» **The task**:
Which of the lines below include "data"? Each one should be copied out.

» **Information supplied**:
════════════════

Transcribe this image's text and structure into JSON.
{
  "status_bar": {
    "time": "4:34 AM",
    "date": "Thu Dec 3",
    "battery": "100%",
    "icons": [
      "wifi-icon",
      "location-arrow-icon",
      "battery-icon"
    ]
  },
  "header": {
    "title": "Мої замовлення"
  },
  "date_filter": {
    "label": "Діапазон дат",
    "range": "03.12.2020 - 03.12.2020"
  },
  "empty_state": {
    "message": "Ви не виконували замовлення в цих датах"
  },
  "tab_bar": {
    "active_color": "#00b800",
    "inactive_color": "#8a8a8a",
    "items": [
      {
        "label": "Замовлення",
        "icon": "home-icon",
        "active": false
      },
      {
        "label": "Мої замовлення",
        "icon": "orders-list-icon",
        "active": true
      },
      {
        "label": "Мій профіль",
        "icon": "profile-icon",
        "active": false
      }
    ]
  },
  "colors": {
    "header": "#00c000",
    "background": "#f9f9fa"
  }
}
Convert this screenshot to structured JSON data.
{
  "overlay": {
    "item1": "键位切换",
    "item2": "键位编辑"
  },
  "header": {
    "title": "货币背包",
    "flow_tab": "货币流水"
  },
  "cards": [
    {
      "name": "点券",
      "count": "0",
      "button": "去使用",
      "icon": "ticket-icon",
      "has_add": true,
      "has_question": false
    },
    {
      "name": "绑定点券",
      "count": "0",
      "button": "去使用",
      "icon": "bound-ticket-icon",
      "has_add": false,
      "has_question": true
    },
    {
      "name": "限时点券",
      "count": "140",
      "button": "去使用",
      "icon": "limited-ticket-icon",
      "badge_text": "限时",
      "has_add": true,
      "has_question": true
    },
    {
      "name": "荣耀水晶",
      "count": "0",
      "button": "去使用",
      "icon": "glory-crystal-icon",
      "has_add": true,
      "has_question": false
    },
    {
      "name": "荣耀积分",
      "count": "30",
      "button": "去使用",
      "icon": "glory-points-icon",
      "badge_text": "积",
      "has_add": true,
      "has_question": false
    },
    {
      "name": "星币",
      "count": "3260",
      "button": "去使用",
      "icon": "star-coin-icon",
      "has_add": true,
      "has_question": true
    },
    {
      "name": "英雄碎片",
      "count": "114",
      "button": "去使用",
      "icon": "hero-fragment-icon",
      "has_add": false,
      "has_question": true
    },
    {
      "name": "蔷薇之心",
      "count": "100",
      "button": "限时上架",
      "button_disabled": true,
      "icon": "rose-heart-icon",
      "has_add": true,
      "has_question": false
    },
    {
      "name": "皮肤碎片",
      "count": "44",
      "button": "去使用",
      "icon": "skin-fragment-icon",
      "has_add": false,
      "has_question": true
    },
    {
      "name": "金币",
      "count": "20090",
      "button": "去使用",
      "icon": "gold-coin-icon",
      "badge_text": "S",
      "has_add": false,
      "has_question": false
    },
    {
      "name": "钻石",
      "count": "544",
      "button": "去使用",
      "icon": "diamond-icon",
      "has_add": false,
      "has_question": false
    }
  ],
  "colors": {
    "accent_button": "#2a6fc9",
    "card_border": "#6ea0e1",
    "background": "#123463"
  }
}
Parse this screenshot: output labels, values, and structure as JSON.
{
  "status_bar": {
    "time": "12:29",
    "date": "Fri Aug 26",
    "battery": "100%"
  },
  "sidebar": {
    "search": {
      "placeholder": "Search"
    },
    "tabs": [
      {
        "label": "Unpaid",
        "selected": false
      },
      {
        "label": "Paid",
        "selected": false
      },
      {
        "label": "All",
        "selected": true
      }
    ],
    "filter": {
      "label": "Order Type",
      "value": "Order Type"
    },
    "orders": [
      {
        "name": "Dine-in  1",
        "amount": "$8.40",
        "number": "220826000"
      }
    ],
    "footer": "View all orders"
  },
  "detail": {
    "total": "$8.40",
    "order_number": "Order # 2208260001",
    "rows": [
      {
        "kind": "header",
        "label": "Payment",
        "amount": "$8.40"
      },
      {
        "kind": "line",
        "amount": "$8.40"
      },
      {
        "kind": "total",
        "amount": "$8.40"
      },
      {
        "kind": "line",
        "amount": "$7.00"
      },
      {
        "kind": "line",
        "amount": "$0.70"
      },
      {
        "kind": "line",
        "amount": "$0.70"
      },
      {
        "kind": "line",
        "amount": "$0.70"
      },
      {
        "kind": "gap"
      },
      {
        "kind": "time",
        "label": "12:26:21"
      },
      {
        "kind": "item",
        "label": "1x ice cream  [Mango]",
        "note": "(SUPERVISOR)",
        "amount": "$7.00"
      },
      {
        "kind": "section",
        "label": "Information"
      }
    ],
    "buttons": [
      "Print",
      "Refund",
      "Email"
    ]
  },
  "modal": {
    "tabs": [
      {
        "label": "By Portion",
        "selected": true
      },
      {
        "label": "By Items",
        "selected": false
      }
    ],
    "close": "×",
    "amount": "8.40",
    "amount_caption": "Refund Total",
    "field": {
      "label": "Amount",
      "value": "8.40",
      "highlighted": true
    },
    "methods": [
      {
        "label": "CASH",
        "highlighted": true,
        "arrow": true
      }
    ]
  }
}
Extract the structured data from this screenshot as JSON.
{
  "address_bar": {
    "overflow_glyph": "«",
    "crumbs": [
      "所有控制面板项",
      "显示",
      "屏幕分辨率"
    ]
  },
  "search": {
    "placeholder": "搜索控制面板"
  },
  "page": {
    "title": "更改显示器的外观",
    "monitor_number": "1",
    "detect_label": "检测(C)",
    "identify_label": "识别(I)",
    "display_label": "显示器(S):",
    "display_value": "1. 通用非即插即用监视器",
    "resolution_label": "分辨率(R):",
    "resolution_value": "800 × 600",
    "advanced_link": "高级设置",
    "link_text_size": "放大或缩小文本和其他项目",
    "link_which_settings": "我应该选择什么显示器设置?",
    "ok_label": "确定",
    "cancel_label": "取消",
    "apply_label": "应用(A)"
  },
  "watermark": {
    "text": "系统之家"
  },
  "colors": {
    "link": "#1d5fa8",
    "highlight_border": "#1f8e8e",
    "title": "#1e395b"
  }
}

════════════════

» **Written response**:
Convert this screenshot to structured JSON data.
Extract the structured data from this screenshot as JSON.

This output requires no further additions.